[ASSIGNMENT] Each line below that includes the word "청약배정주식" is to be reported.

══ DATASET RECORDS

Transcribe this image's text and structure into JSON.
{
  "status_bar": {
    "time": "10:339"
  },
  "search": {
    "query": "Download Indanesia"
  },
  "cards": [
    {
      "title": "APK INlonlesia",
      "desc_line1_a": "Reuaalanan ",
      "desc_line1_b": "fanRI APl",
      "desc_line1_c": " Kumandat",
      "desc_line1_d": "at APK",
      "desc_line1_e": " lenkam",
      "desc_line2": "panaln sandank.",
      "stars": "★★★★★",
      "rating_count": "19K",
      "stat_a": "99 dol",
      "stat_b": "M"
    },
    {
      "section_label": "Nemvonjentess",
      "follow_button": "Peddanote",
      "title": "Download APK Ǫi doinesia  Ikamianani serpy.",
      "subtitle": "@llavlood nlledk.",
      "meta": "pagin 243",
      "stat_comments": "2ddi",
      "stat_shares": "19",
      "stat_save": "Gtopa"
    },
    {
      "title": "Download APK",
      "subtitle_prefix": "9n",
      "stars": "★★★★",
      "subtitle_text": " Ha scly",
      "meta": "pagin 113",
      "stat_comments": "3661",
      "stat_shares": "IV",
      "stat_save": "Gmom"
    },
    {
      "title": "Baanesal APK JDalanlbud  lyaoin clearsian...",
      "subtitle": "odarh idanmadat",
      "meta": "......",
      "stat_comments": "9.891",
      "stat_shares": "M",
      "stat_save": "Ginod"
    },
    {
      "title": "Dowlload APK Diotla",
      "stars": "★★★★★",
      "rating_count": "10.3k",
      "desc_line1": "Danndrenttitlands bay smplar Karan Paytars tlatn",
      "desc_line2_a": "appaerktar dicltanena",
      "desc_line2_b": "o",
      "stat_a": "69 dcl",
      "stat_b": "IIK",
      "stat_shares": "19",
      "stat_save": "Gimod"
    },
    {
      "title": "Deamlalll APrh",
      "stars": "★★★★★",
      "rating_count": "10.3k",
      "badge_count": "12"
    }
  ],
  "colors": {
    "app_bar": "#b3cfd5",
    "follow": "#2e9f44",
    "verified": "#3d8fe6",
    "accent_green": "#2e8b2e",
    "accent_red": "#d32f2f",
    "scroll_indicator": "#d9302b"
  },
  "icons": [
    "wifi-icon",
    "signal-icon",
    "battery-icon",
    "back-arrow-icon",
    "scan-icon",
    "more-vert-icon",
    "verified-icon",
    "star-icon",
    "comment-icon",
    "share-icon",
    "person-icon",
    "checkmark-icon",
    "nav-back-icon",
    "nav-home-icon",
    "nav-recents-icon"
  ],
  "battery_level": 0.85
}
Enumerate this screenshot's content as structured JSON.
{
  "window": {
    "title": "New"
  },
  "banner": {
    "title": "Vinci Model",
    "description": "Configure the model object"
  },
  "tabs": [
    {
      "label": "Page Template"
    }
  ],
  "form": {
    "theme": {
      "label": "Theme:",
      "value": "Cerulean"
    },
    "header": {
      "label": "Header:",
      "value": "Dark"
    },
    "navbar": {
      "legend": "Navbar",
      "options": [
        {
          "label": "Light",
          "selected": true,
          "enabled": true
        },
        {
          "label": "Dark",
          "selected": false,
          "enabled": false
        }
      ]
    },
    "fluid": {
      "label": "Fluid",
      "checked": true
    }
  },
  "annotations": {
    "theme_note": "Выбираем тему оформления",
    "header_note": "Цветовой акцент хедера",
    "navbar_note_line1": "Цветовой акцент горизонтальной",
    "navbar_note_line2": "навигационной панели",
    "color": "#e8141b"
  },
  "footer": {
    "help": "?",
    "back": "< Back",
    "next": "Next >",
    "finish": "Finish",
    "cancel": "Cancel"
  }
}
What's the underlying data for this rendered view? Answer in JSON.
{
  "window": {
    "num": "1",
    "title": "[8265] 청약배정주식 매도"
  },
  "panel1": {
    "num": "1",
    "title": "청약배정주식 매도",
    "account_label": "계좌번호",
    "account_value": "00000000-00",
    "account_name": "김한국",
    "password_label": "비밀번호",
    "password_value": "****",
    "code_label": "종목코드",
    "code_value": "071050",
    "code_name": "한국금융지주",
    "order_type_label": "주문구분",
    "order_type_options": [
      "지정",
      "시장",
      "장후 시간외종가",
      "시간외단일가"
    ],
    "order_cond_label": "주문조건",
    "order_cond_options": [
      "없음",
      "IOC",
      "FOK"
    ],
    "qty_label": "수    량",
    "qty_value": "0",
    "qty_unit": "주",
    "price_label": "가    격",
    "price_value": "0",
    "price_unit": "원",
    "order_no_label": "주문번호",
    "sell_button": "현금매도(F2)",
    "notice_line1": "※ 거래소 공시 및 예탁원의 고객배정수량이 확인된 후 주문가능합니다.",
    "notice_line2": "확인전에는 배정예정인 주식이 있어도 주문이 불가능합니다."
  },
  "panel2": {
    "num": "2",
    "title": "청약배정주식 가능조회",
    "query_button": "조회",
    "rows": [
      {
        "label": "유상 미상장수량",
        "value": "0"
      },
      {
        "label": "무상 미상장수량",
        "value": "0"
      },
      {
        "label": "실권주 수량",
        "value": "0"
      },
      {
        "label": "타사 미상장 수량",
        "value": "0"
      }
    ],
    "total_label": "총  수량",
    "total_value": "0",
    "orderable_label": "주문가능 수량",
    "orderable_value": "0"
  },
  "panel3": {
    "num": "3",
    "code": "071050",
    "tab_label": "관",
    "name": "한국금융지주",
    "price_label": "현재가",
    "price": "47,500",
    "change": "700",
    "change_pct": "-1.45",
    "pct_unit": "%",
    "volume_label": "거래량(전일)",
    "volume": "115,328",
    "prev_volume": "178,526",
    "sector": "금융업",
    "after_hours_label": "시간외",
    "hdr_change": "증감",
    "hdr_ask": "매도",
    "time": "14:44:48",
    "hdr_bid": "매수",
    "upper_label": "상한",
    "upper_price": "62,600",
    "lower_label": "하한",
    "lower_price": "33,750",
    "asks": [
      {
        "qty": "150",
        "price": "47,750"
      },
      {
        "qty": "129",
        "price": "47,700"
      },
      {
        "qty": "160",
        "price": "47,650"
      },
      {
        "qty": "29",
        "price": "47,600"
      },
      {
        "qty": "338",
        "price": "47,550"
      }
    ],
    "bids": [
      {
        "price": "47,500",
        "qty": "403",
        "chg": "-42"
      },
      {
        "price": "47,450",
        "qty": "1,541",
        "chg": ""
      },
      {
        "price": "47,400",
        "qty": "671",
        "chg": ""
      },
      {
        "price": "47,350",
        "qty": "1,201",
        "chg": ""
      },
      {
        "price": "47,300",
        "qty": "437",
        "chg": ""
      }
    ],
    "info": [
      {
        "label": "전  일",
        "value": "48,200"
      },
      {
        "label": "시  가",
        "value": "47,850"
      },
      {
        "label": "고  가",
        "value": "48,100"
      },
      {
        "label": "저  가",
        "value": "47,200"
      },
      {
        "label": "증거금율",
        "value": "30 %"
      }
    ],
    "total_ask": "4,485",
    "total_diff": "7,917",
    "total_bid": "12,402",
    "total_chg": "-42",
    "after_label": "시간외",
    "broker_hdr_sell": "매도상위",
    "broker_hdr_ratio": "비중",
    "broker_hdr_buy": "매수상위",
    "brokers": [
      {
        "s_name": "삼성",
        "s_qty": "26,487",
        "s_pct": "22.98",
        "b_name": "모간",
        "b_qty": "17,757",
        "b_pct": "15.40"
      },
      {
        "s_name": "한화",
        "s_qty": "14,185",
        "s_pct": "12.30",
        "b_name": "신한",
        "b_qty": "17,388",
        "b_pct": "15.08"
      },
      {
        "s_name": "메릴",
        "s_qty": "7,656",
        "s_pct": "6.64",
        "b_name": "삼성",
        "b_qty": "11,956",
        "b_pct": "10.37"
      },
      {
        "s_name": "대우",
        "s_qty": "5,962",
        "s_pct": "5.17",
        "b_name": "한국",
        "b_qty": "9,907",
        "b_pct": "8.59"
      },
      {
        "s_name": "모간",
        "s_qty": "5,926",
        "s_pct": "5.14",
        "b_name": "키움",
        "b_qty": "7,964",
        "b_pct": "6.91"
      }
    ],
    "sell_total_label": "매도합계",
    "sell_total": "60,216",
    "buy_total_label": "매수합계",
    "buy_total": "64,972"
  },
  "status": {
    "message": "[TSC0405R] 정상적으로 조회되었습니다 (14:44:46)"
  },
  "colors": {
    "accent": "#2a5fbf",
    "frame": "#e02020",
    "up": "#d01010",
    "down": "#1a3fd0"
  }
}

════

[TASK RESPONSE]
    "title": "[8265] 청약배정주식 매도"
    "title": "청약배정주식 매도",
    "title": "청약배정주식 가능조회",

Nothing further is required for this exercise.